[Web page and app entries]
——————

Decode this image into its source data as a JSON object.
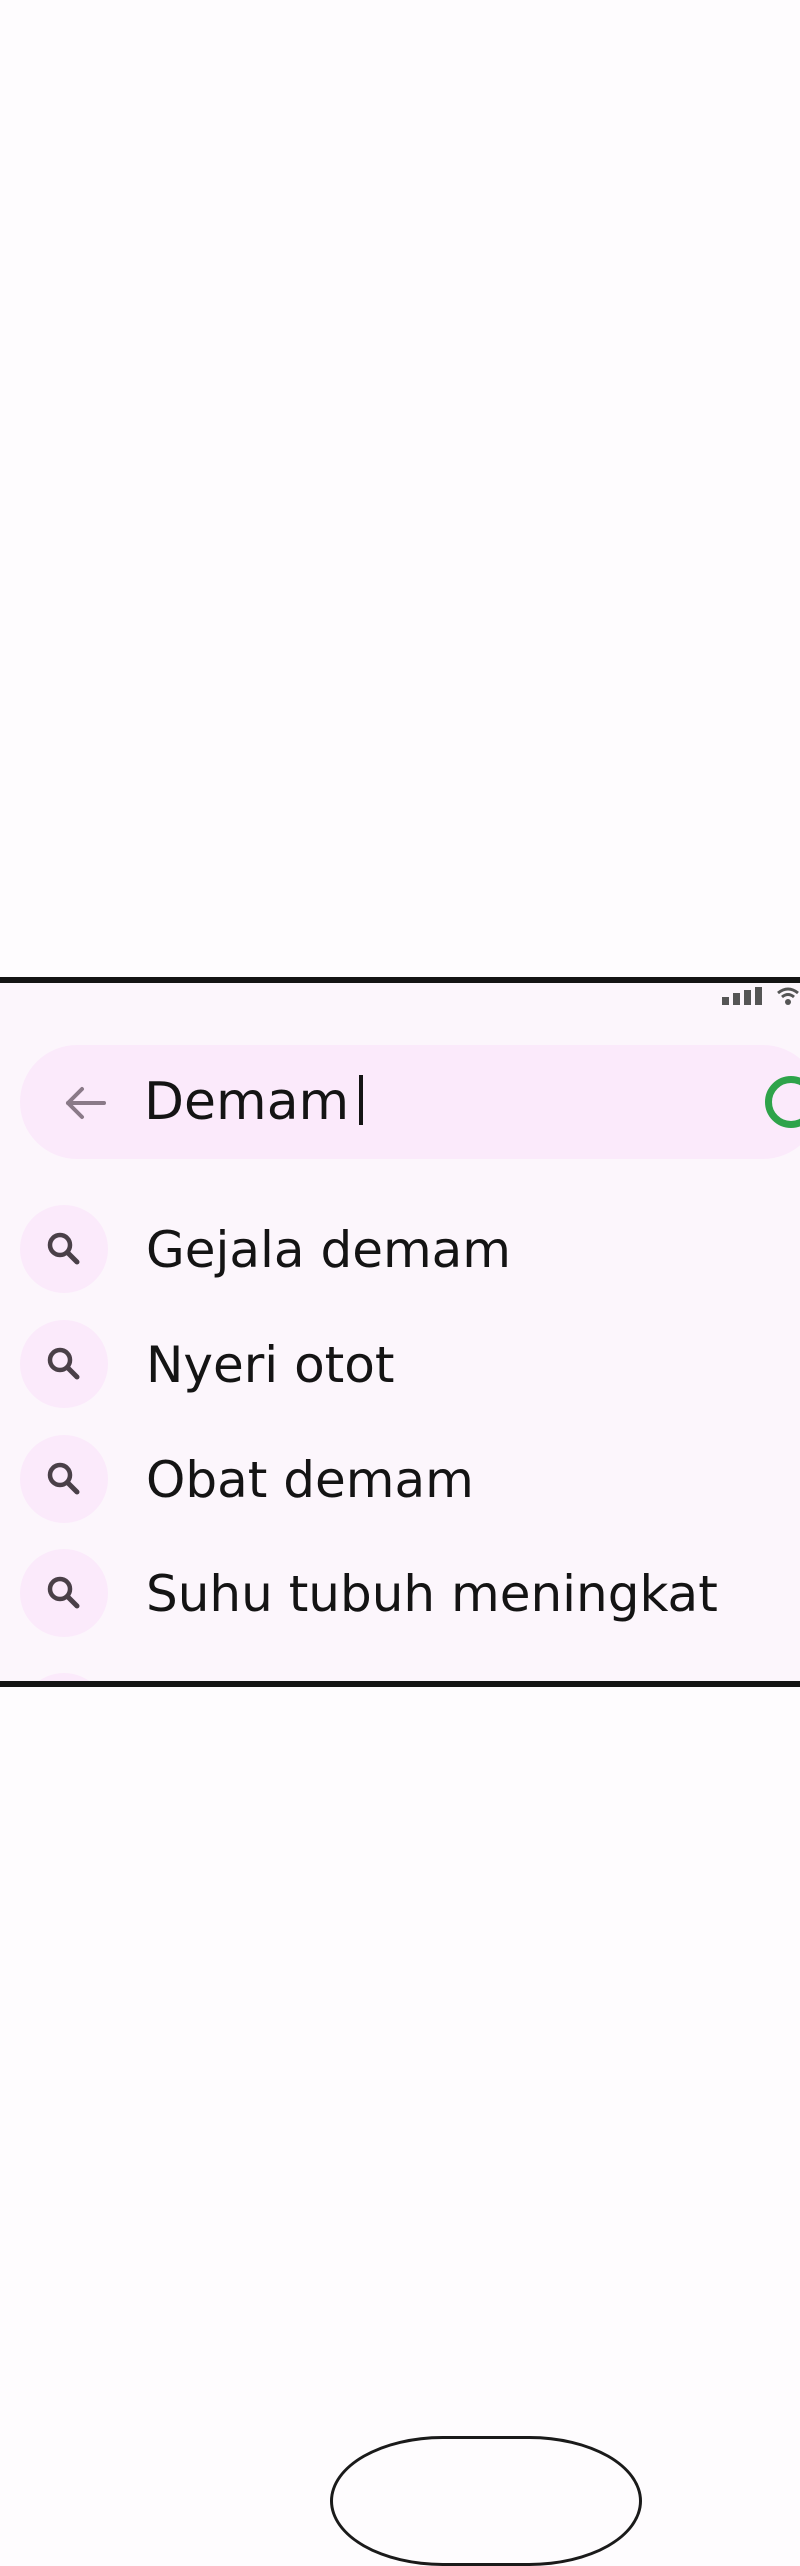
{
  "search": {
    "query": "Demam",
    "back_icon": "arrow-left-icon",
    "action_icon": "green-ring-icon"
  },
  "suggestions": [
    {
      "label": "Gejala demam",
      "icon": "search-icon"
    },
    {
      "label": "Nyeri otot",
      "icon": "search-icon"
    },
    {
      "label": "Obat demam",
      "icon": "search-icon"
    },
    {
      "label": "Suhu tubuh meningkat",
      "icon": "search-icon"
    }
  ],
  "status_bar": {
    "icons": [
      "signal-icon",
      "wifi-icon"
    ]
  },
  "colors": {
    "accent_pink": "#fbeafb",
    "background": "#fcf6fc",
    "ring_green": "#2ea34a",
    "text": "#141414"
  }
}
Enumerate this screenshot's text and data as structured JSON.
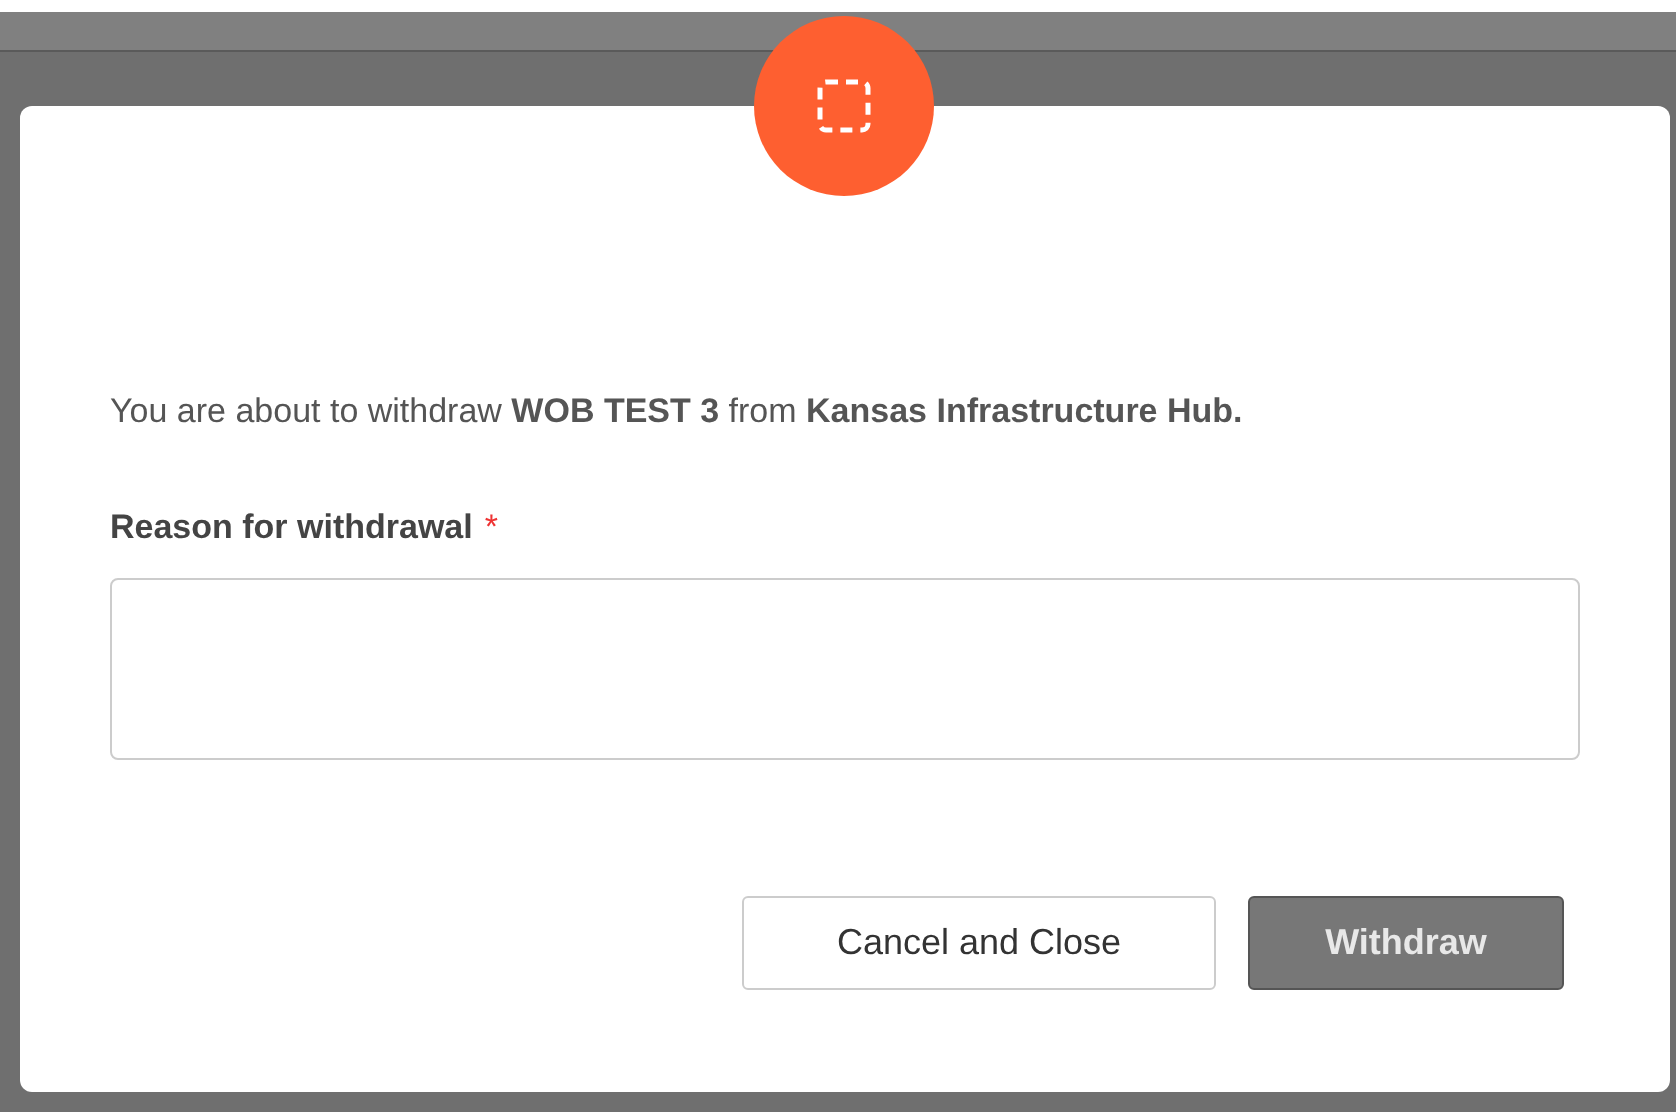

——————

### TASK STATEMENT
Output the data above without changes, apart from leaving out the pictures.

### SOLUTION TO THE PROBLEM
Decode this image into its source data as a JSON object.
{
  "search": {
    "query": "Demam",
    "back_icon": "arrow-left-icon",
    "action_icon": "green-ring-icon"
  },
  "suggestions": [
    {
      "label": "Gejala demam",
      "icon": "search-icon"
    },
    {
      "label": "Nyeri otot",
      "icon": "search-icon"
    },
    {
      "label": "Obat demam",
      "icon": "search-icon"
    },
    {
      "label": "Suhu tubuh meningkat",
      "icon": "search-icon"
    }
  ],
  "status_bar": {
    "icons": [
      "signal-icon",
      "wifi-icon"
    ]
  },
  "colors": {
    "accent_pink": "#fbeafb",
    "background": "#fcf6fc",
    "ring_green": "#2ea34a",
    "text": "#141414"
  }
}
Enumerate this screenshot's text and data as structured JSON.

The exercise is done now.